When the Poppy Blooms ... Australian Songs of World War One
By Denis Kevans & Sonia Bennett
ABC-FM Stereo. April 24, 11.30 a.m.
This program is 12 new songs by, and about Australians in World War I. Words of six of the songs are by Australian diggers, who were a very articulate group. They left novels, plays, poems, diaries and letters.
"The Sleepercutters' Camp" was censored in 1917 and is sung on air, for the first time. "Billy Hughes" is the only full song surviving about that PM; the words are by Russ Singleton, "a former digger bloke".
John O'Brien's poignant poem, "The Riderless Horse", is heard for the first time. There's the first ever song about Irish-Australian misgivings about imperial policies in Ireland, "Grandson of the Famine".
"Coquelicot" has the words of a beautiful poem, by an unknown French person, dedicated to the Australian volunteers. "Mitchell" is the only song, or literary work, about Australian prisoners of war in Germany. It broaches the forbidden subject of Australians making friends with the dreaded "Hun".

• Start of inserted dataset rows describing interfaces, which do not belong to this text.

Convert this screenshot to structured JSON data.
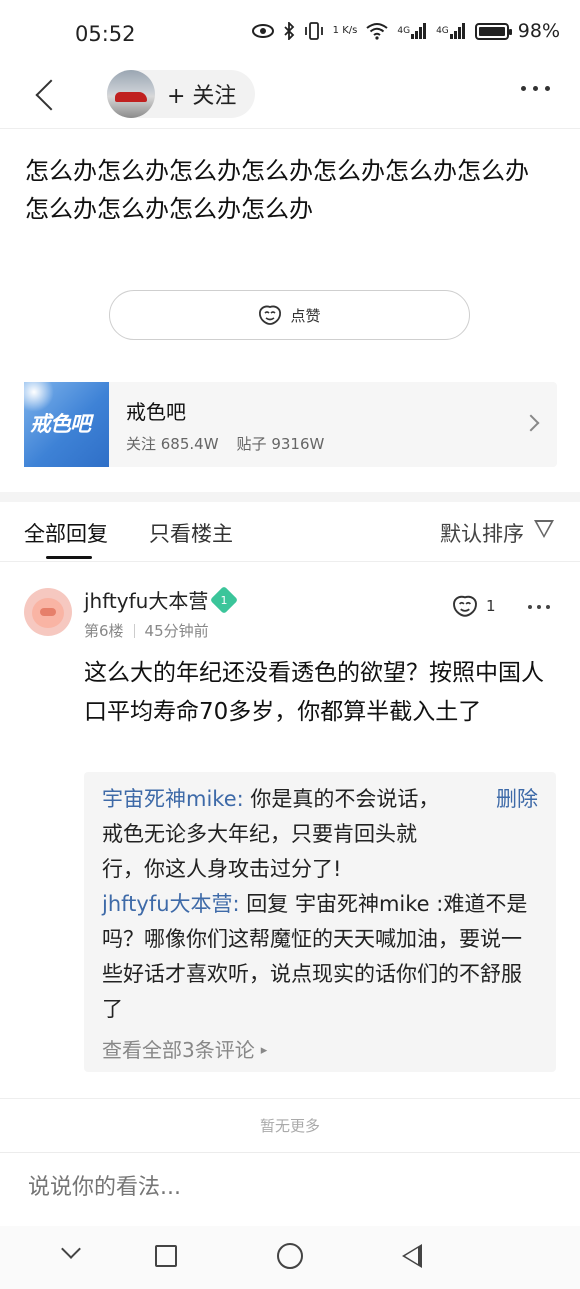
{
  "status_bar": {
    "time": "05:52",
    "network_speed": "1 K/s",
    "signal_1": "4G",
    "signal_2": "4G",
    "battery_percent": "98%",
    "icons": [
      "eye-icon",
      "bluetooth-icon",
      "vibrate-icon",
      "wifi-icon",
      "signal-icon",
      "battery-icon"
    ]
  },
  "header": {
    "follow_label": "+ 关注",
    "more_icon": "more-icon"
  },
  "post": {
    "text": "怎么办怎么办怎么办怎么办怎么办怎么办怎么办\n怎么办怎么办怎么办怎么办",
    "like_label": "点赞"
  },
  "forum": {
    "logo_text": "戒色吧",
    "name": "戒色吧",
    "followers": "关注 685.4W",
    "posts": "贴子 9316W"
  },
  "tabs": {
    "all_replies": "全部回复",
    "op_only": "只看楼主",
    "sort": "默认排序"
  },
  "reply": {
    "username": "jhftyfu大本营",
    "level": "1",
    "floor": "第6楼",
    "time": "45分钟前",
    "like_count": "1",
    "content": "这么大的年纪还没看透色的欲望？按照中国人口平均寿命70多岁，你都算半截入土了",
    "sub_comments": [
      {
        "name": "宇宙死神mike:",
        "text": "你是真的不会说话，戒色无论多大年纪，只要肯回头就行，你这人身攻击过分了!",
        "action": "删除"
      },
      {
        "name": "jhftyfu大本营:",
        "text": "回复 宇宙死神mike :难道不是吗？哪像你们这帮魔怔的天天喊加油，要说一些好话才喜欢听，说点现实的话你们的不舒服了"
      }
    ],
    "view_all": "查看全部3条评论"
  },
  "footer": {
    "no_more": "暂无更多",
    "comment_placeholder": "说说你的看法..."
  },
  "colors": {
    "link_blue": "#3e6aa8",
    "level_badge_green": "#3bc59a",
    "forum_logo_blue": "#3e82d6"
  }
}
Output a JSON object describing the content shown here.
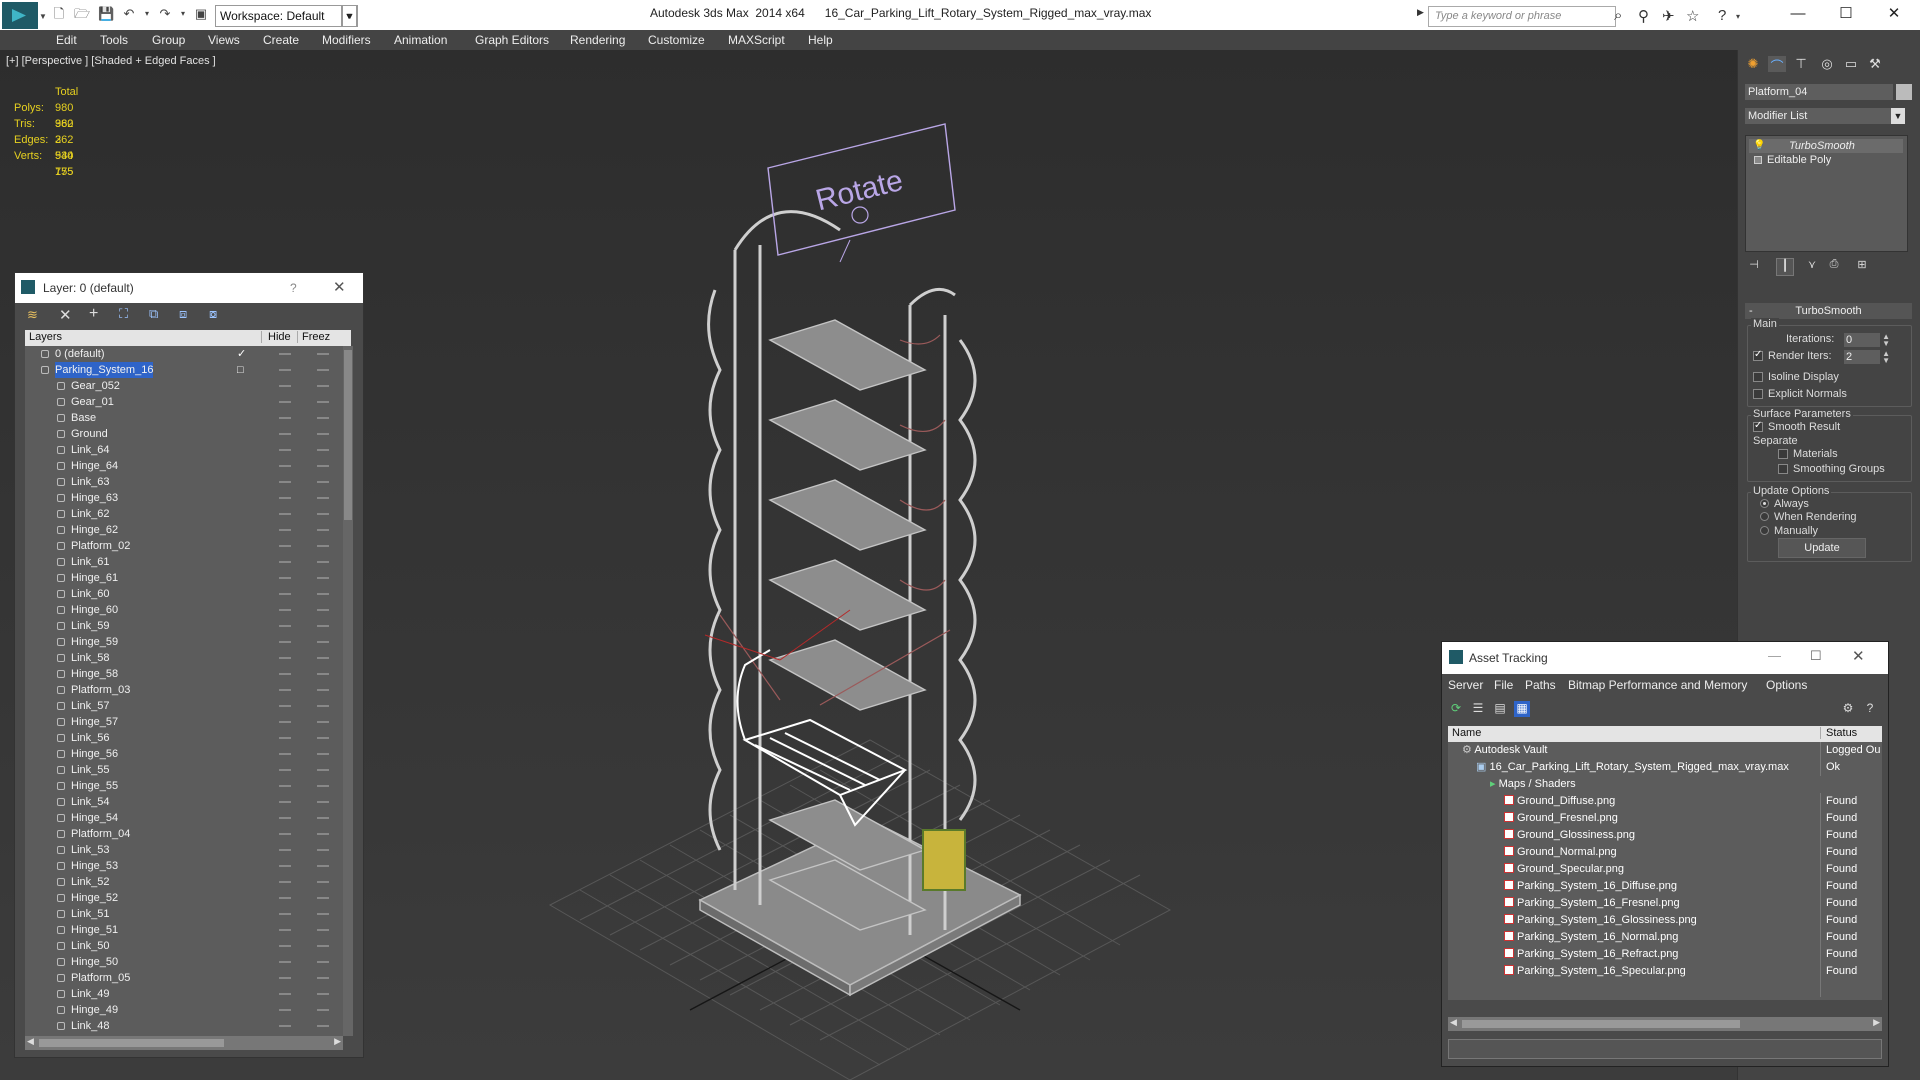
{
  "app": {
    "title": "Autodesk 3ds Max  2014 x64",
    "file": "16_Car_Parking_Lift_Rotary_System_Rigged_max_vray.max",
    "workspace": "Workspace: Default",
    "search_placeholder": "Type a keyword or phrase"
  },
  "menu": [
    "Edit",
    "Tools",
    "Group",
    "Views",
    "Create",
    "Modifiers",
    "Animation",
    "Graph Editors",
    "Rendering",
    "Customize",
    "MAXScript",
    "Help"
  ],
  "viewport": {
    "label": "[+] [Perspective ] [Shaded + Edged Faces ]",
    "sign_text": "Rotate",
    "stats": {
      "header": "Total",
      "rows": [
        {
          "label": "Polys:",
          "value": "980 362"
        },
        {
          "label": "Tris:",
          "value": "980 362"
        },
        {
          "label": "Edges:",
          "value": "2 940 155"
        },
        {
          "label": "Verts:",
          "value": "534 775"
        }
      ]
    }
  },
  "layer_panel": {
    "title": "Layer: 0 (default)",
    "help": "?",
    "columns": {
      "name": "Layers",
      "hide": "Hide",
      "freeze": "Freez"
    },
    "layers": [
      {
        "name": "0 (default)",
        "level": 0,
        "current": true
      },
      {
        "name": "Parking_System_16",
        "level": 0,
        "selected": true
      }
    ],
    "objects": [
      "Gear_052",
      "Gear_01",
      "Base",
      "Ground",
      "Link_64",
      "Hinge_64",
      "Link_63",
      "Hinge_63",
      "Link_62",
      "Hinge_62",
      "Platform_02",
      "Link_61",
      "Hinge_61",
      "Link_60",
      "Hinge_60",
      "Link_59",
      "Hinge_59",
      "Link_58",
      "Hinge_58",
      "Platform_03",
      "Link_57",
      "Hinge_57",
      "Link_56",
      "Hinge_56",
      "Link_55",
      "Hinge_55",
      "Link_54",
      "Hinge_54",
      "Platform_04",
      "Link_53",
      "Hinge_53",
      "Link_52",
      "Hinge_52",
      "Link_51",
      "Hinge_51",
      "Link_50",
      "Hinge_50",
      "Platform_05",
      "Link_49",
      "Hinge_49",
      "Link_48"
    ]
  },
  "command_panel": {
    "object_name": "Platform_04",
    "modifier_list": "Modifier List",
    "stack": [
      {
        "name": "TurboSmooth",
        "italic": true
      },
      {
        "name": "Editable Poly",
        "italic": false
      }
    ],
    "rollout": "TurboSmooth",
    "main": {
      "group": "Main",
      "iterations_label": "Iterations:",
      "iterations": "0",
      "render_iters_label": "Render Iters:",
      "render_iters": "2",
      "render_iters_on": true,
      "isoline": "Isoline Display",
      "isoline_on": false,
      "explicit": "Explicit Normals",
      "explicit_on": false
    },
    "surface": {
      "group": "Surface Parameters",
      "smooth_result": "Smooth Result",
      "smooth_result_on": true,
      "separate": "Separate",
      "materials": "Materials",
      "smoothing_groups": "Smoothing Groups"
    },
    "update": {
      "group": "Update Options",
      "options": [
        "Always",
        "When Rendering",
        "Manually"
      ],
      "selected": 0,
      "button": "Update"
    }
  },
  "asset_tracking": {
    "title": "Asset Tracking",
    "menu": [
      "Server",
      "File",
      "Paths",
      "Bitmap Performance and Memory",
      "Options"
    ],
    "columns": {
      "name": "Name",
      "status": "Status"
    },
    "rows": [
      {
        "name": "Autodesk Vault",
        "status": "Logged Ou",
        "level": 0,
        "kind": "vault"
      },
      {
        "name": "16_Car_Parking_Lift_Rotary_System_Rigged_max_vray.max",
        "status": "Ok",
        "level": 1,
        "kind": "max"
      },
      {
        "name": "Maps / Shaders",
        "status": "",
        "level": 2,
        "kind": "folder"
      },
      {
        "name": "Ground_Diffuse.png",
        "status": "Found",
        "level": 3,
        "kind": "png"
      },
      {
        "name": "Ground_Fresnel.png",
        "status": "Found",
        "level": 3,
        "kind": "png"
      },
      {
        "name": "Ground_Glossiness.png",
        "status": "Found",
        "level": 3,
        "kind": "png"
      },
      {
        "name": "Ground_Normal.png",
        "status": "Found",
        "level": 3,
        "kind": "png"
      },
      {
        "name": "Ground_Specular.png",
        "status": "Found",
        "level": 3,
        "kind": "png"
      },
      {
        "name": "Parking_System_16_Diffuse.png",
        "status": "Found",
        "level": 3,
        "kind": "png"
      },
      {
        "name": "Parking_System_16_Fresnel.png",
        "status": "Found",
        "level": 3,
        "kind": "png"
      },
      {
        "name": "Parking_System_16_Glossiness.png",
        "status": "Found",
        "level": 3,
        "kind": "png"
      },
      {
        "name": "Parking_System_16_Normal.png",
        "status": "Found",
        "level": 3,
        "kind": "png"
      },
      {
        "name": "Parking_System_16_Refract.png",
        "status": "Found",
        "level": 3,
        "kind": "png"
      },
      {
        "name": "Parking_System_16_Specular.png",
        "status": "Found",
        "level": 3,
        "kind": "png"
      }
    ]
  },
  "colors": {
    "selection": "#2f64c8",
    "stats": "#e6d020",
    "sign": "#b9a6e6",
    "selected_object": "#ffffff"
  }
}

With extra backing by Vinegar Hill Bush Band, a unique program.